• WORK ORDER
Lines with the word "Долгожители" are the ones wanted. Copy each of them from the entries below.

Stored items
=== Section Start ===
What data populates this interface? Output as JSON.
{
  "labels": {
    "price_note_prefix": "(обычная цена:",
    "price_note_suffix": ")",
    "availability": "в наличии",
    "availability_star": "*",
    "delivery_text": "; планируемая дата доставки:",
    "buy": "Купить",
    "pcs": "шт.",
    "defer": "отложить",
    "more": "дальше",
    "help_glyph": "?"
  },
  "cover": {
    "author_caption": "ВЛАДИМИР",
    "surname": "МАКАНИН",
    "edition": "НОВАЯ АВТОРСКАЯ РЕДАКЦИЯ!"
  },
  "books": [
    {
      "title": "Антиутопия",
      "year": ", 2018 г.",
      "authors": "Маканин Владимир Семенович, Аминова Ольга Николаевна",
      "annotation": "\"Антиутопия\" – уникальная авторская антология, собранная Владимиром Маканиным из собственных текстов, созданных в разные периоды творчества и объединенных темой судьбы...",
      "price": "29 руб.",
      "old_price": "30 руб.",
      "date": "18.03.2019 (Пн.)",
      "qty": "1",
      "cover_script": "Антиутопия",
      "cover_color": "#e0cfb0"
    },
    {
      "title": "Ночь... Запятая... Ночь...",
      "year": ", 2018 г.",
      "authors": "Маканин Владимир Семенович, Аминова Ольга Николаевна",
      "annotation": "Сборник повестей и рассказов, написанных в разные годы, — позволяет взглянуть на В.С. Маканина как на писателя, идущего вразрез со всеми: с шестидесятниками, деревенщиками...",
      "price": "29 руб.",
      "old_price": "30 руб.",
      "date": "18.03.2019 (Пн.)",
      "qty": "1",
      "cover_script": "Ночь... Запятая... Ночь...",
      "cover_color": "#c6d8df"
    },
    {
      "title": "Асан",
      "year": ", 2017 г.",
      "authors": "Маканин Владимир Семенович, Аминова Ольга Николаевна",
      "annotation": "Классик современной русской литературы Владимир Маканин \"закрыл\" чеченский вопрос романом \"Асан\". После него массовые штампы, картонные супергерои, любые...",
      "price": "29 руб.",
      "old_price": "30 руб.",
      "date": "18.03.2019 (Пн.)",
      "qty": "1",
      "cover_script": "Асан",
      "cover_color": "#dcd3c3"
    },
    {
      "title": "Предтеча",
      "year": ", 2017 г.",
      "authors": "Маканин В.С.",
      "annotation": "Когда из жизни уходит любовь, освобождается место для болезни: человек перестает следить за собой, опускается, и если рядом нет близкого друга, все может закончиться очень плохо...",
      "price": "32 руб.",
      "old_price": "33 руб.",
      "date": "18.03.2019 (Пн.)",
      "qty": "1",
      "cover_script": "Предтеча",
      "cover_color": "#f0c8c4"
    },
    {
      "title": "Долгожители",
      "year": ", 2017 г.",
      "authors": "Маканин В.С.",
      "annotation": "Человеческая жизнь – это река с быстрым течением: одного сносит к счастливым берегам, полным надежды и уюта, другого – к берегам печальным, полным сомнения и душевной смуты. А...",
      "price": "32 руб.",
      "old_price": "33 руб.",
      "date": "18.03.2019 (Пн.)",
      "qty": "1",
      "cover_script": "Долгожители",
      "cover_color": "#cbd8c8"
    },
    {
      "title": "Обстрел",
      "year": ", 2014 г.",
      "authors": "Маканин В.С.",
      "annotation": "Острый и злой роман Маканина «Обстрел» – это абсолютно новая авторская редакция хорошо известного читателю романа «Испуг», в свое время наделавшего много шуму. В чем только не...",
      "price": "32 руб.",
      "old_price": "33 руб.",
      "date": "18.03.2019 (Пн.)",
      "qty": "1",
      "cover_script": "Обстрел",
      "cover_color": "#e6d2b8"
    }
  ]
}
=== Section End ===
• ANSWER SPACE
      "title": "Долгожители",
      "cover_script": "Долгожители",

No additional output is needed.